This past weekend was the 4-day "Neuroeconomics 2005" conference on Kiawah Island, South Carolina. "Neuroeconomics" is the study of how people make decisions about things they value (or should value). One example is how people evaluate and trade stocks. Other examples include games that measure financial trust, honesty and cooperation, strategic decision making and asset allocation, and risk preferences. This conference is a largely academic affair with research presentations by neuroscience, psychology, and economics researchers throughout each day.
Attendees were largely professors and graduate students, though a few pracitioners such as Jason Zweig (Money Magazine), Arnold Wood (Martingale Asset Management), Shirley Mueller (Star Financial), and myself were also present.
I'm unable to report on details of the latest "neurofinance" research until it appears in publication. The Stanford researchers (Kuhnen and Knutson -- see post below) have additional data from their study, and researchers at Baylor College of Medicine (especially Terry Lohrenz) are doing a fascinating asset market experiment with fMRI. Lohrenz is a former energy trader and mathematician.
In general, it was a very enjoyable meeting.
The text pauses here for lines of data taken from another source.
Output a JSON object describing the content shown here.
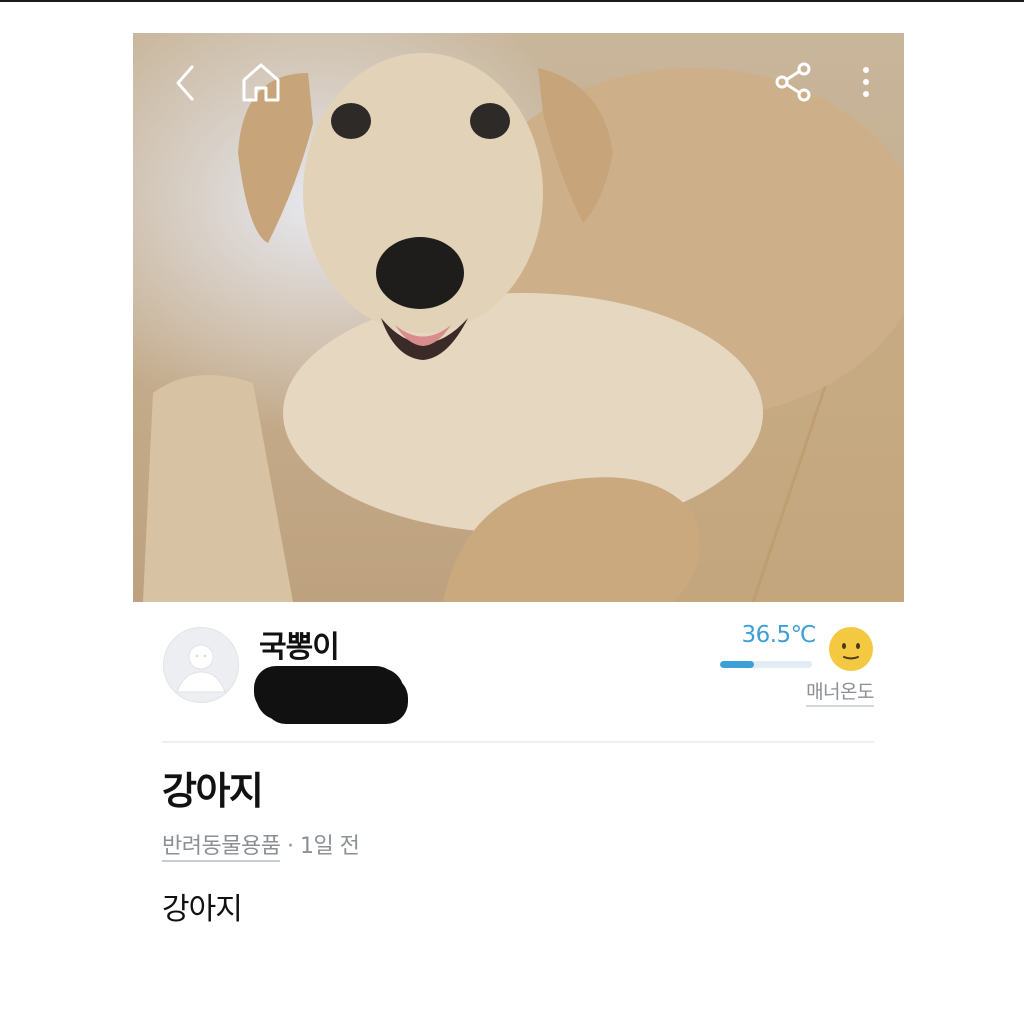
{
  "header": {
    "back_icon": "chevron-left-icon",
    "home_icon": "home-icon",
    "share_icon": "share-icon",
    "more_icon": "more-vertical-icon"
  },
  "seller": {
    "name": "국뽕이",
    "region": "",
    "manner_temperature": "36.5℃",
    "manner_temperature_value": 36.5,
    "manner_label": "매너온도",
    "face_icon": "smiley-face-icon"
  },
  "listing": {
    "title": "강아지",
    "category": "반려동물용품",
    "separator": "·",
    "time": "1일 전",
    "description": "강아지"
  },
  "colors": {
    "accent_blue": "#3d9fd8",
    "face_yellow": "#f5c842",
    "muted_text": "#8b8f96"
  }
}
Some of the findings will be described in later posts as they are published.